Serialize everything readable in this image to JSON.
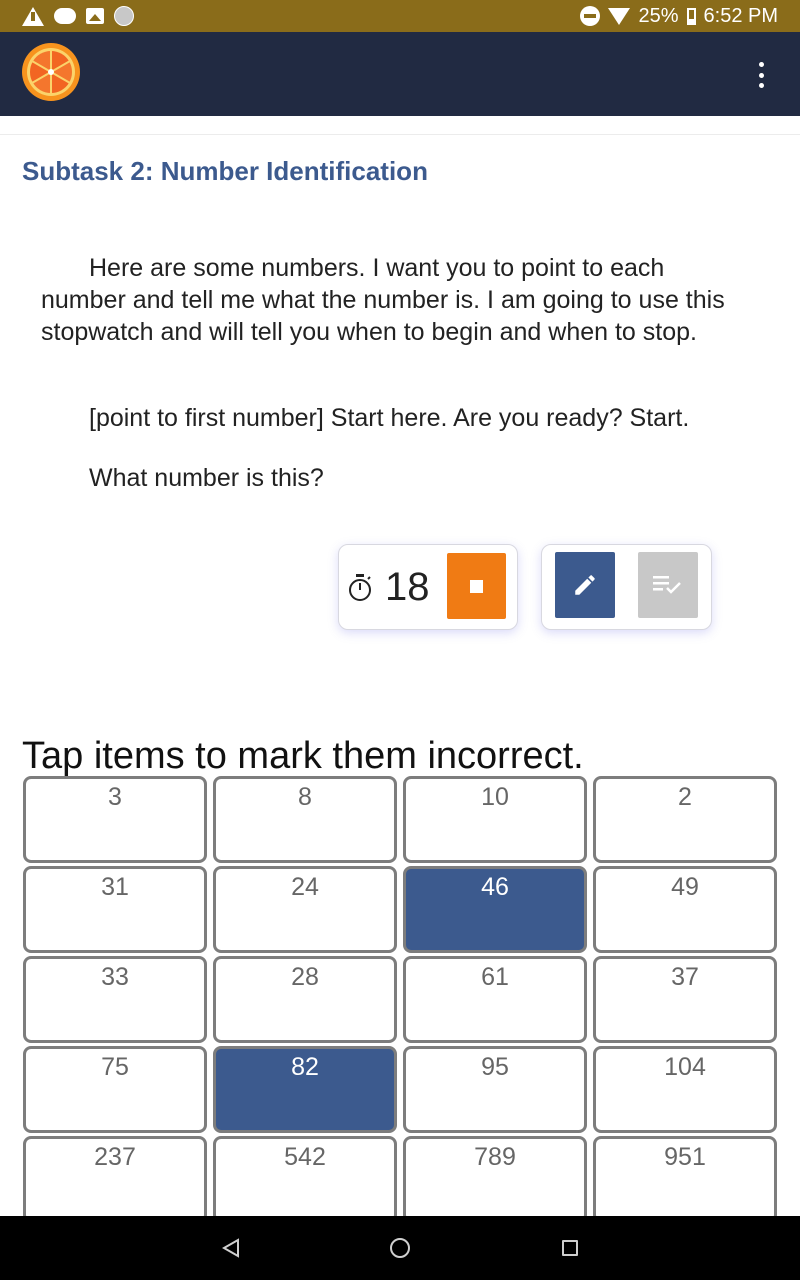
{
  "status_bar": {
    "battery_percent": "25%",
    "time": "6:52 PM"
  },
  "header": {
    "logo_icon": "orange-slice-logo",
    "menu_icon": "more-vert-icon"
  },
  "subtask": {
    "title": "Subtask 2: Number Identification",
    "instructions": "Here are some numbers. I want you to point to each number and tell me what the number is. I am going to use this stopwatch and will tell you when to begin and when to stop.",
    "prompt_start": "[point to first number] Start here.  Are you ready? Start.",
    "prompt_question": "What number is this?"
  },
  "timer": {
    "seconds": "18",
    "stop_color": "#f07b14"
  },
  "tools": {
    "edit_color": "#3c5a8e",
    "review_color": "#c8c8c8"
  },
  "grid": {
    "instruction": "Tap items to mark them incorrect.",
    "items": [
      {
        "label": "3",
        "marked": false
      },
      {
        "label": "8",
        "marked": false
      },
      {
        "label": "10",
        "marked": false
      },
      {
        "label": "2",
        "marked": false
      },
      {
        "label": "31",
        "marked": false
      },
      {
        "label": "24",
        "marked": false
      },
      {
        "label": "46",
        "marked": true
      },
      {
        "label": "49",
        "marked": false
      },
      {
        "label": "33",
        "marked": false
      },
      {
        "label": "28",
        "marked": false
      },
      {
        "label": "61",
        "marked": false
      },
      {
        "label": "37",
        "marked": false
      },
      {
        "label": "75",
        "marked": false
      },
      {
        "label": "82",
        "marked": true
      },
      {
        "label": "95",
        "marked": false
      },
      {
        "label": "104",
        "marked": false
      },
      {
        "label": "237",
        "marked": false
      },
      {
        "label": "542",
        "marked": false
      },
      {
        "label": "789",
        "marked": false
      },
      {
        "label": "951",
        "marked": false
      }
    ]
  }
}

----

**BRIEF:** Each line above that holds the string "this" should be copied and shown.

**ANSWER TO THE PROBLEM:**
Serialize everything readable in this image to JSON.
    "instructions": "Here are some numbers. I want you to point to each number and tell me what the number is. I am going to use this stopwatch and will tell you when to begin and when to stop.",
    "prompt_question": "What number is this?"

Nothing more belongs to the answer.